Bundled up in blankets in the back yard, blinking sleepily, we’d stand ankle-deep in grass wet with dew. The darkness of the forest loomed behind the house, as Dad aimed the telescope high to pick out a distant patch of night. Taking turns, trying to not shake the stand, we’d peer – at a planet, a star, or a nebula. We’d curl up in lawn chairs, necks craning upwards, for a glimpse of a shooting star. Sometimes the snow crunched underfoot on the deck, and we’d watch a curtain of eerie light hanging high above us curl and billow.
We were lucky in many ways. Dad could borrow a telescope from the school board, and keep it long enough that we had a clear night. We lived far from the city’s bright lights, heck, I don’t even think that back then there was even a street light on our block. Even better, we had parents who were interested in such things, and didn’t mind waking us up to see.
Dad no longer has to borrow a telescope – he has his own. One evening Janice, Cameron and I returned from the water park just as the last glow of sunset was dimming, to find that Dad had set it up in the front. The stars of the Dipper, of Cygnus, of Cassiopeia (I think, it’s been years since I knew the constellations well) were starting to peek out. Nothing like I remember as a kid, but then, they live in the city now. And still far, far better than we see in the middle of Vancouver. Jupiter was soon to make an appearance, but was still to low on the horizon to see.

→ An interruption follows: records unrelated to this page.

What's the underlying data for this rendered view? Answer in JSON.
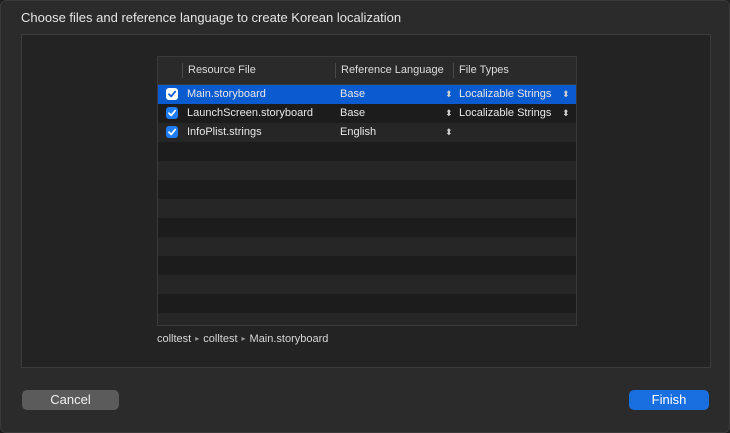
{
  "dialog": {
    "title": "Choose files and reference language to create Korean localization"
  },
  "table": {
    "columns": {
      "resource_file": "Resource File",
      "reference_language": "Reference Language",
      "file_types": "File Types"
    },
    "rows": [
      {
        "checked": true,
        "file": "Main.storyboard",
        "language": "Base",
        "file_type": "Localizable Strings",
        "selected": true
      },
      {
        "checked": true,
        "file": "LaunchScreen.storyboard",
        "language": "Base",
        "file_type": "Localizable Strings",
        "selected": false
      },
      {
        "checked": true,
        "file": "InfoPlist.strings",
        "language": "English",
        "file_type": "",
        "selected": false
      }
    ]
  },
  "path": {
    "segments": [
      "colltest",
      "colltest",
      "Main.storyboard"
    ],
    "separator": "▸"
  },
  "buttons": {
    "cancel": "Cancel",
    "finish": "Finish"
  },
  "colors": {
    "accent": "#1a6fe0",
    "selection": "#0a5bd0"
  }
}
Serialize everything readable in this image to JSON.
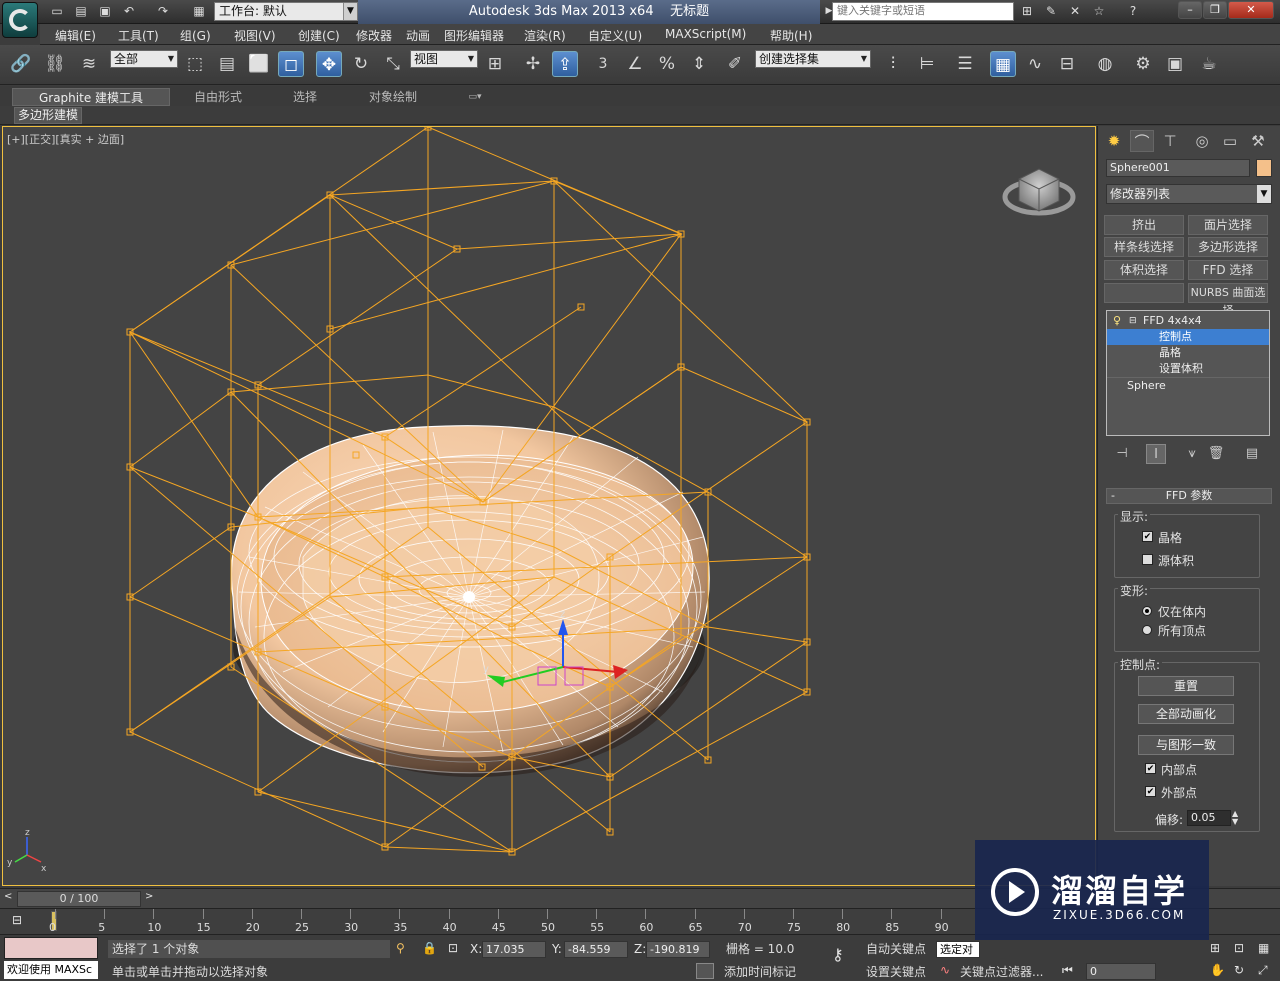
{
  "titlebar": {
    "workspace": "工作台: 默认",
    "app_title": "Autodesk 3ds Max  2013 x64",
    "doc_title": "无标题",
    "search_placeholder": "键入关键字或短语"
  },
  "menu": [
    "编辑(E)",
    "工具(T)",
    "组(G)",
    "视图(V)",
    "创建(C)",
    "修改器",
    "动画",
    "图形编辑器",
    "渲染(R)",
    "自定义(U)",
    "MAXScript(M)",
    "帮助(H)"
  ],
  "toolbar": {
    "selection_filter": "全部",
    "ref_coord": "视图",
    "named_selection": "创建选择集",
    "snap_angle_label": "3"
  },
  "ribbon": {
    "tabs": [
      "Graphite 建模工具",
      "自由形式",
      "选择",
      "对象绘制"
    ],
    "subtab": "多边形建模"
  },
  "viewport": {
    "label": "[+][正交][真实 + 边面]",
    "axis_x": "x",
    "axis_y": "y",
    "axis_z": "z"
  },
  "panel": {
    "object_name": "Sphere001",
    "object_color": "#f4c08a",
    "modifier_list": "修改器列表",
    "buttons": [
      "挤出",
      "面片选择",
      "样条线选择",
      "多边形选择",
      "体积选择",
      "FFD 选择",
      "",
      "NURBS 曲面选择"
    ],
    "stack": {
      "modifier": "FFD 4x4x4",
      "sub": [
        "控制点",
        "晶格",
        "设置体积"
      ],
      "base": "Sphere"
    },
    "rollout_title": "FFD 参数",
    "display_label": "显示:",
    "lattice_label": "晶格",
    "lattice_checked": true,
    "source_volume_label": "源体积",
    "source_volume_checked": false,
    "deform_label": "变形:",
    "only_in_volume": "仅在体内",
    "all_vertices": "所有顶点",
    "control_points_label": "控制点:",
    "reset": "重置",
    "animate_all": "全部动画化",
    "conform_to_shape": "与图形一致",
    "inside_points": "内部点",
    "inside_checked": true,
    "outside_points": "外部点",
    "outside_checked": true,
    "offset_label": "偏移:",
    "offset_value": "0.05"
  },
  "timeline": {
    "frame": "0 / 100",
    "ticks": [
      "0",
      "5",
      "10",
      "15",
      "20",
      "25",
      "30",
      "35",
      "40",
      "45",
      "50",
      "55",
      "60",
      "65",
      "70",
      "75",
      "80",
      "85",
      "90"
    ]
  },
  "status": {
    "welcome": "欢迎使用 MAXSc",
    "selected": "选择了 1 个对象",
    "prompt": "单击或单击并拖动以选择对象",
    "x_label": "X:",
    "x": "17.035",
    "y_label": "Y:",
    "y": "-84.559",
    "z_label": "Z:",
    "z": "-190.819",
    "grid": "栅格 = 10.0",
    "auto_key": "自动关键点",
    "set_key": "设置关键点",
    "selected_obj": "选定对",
    "key_filters": "关键点过滤器...",
    "add_time_tag": "添加时间标记",
    "frame_field": "0"
  },
  "watermark": {
    "title": "溜溜自学",
    "url": "ZIXUE.3D66.COM"
  }
}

Jupiter was the target of the evening, but Cameron was wiped right out after running in spraying water for a good hour after supper. So when it hadn’t made an appearance yet, and Cameron was fussing with the mosquito jacket, Dad aimed the telescope at one of the stars in the Dipper’s handle (don’t ask me which, I consider it pretty good that I remember some constellations at this point). Cameron got a good peek at it, though I’m not certain he really knew what he was looking at.
In we went, to get Cameron a snack I think, and get him all ready for bed. He chatted a little about the telescope and looking at stars as we snuggled down in bed after his story. Dad came in, and just as Cameron was relaxing and getting set to doze off, he peeked in and signaled that Jupiter was out. I didn’t think twice, and roused Cameron. Out we trooped!
This time it was easier. Okay, maybe not easier for Janice, who was holding Cameron so he could see without bumping the tripod! Cameron could see the bright light in the sky, and was told that that was Jupiter. He could see the bright light with two smaller lights near it in the telescope, and understand (I think) that that was Jupiter, closer-up. Just like I can zoom in on something with my camera, a telescope can zoom in on things very very far away.
Now he has come up with a new thing to pretend, as we leave the coffee shop in the morning on our commute with his clean straw in hand. He holds it up to peer through, and announces to all who will listen, “Look! Jooooopiter. See? It has moons. Two of them! Not just one, two! Jupiter!”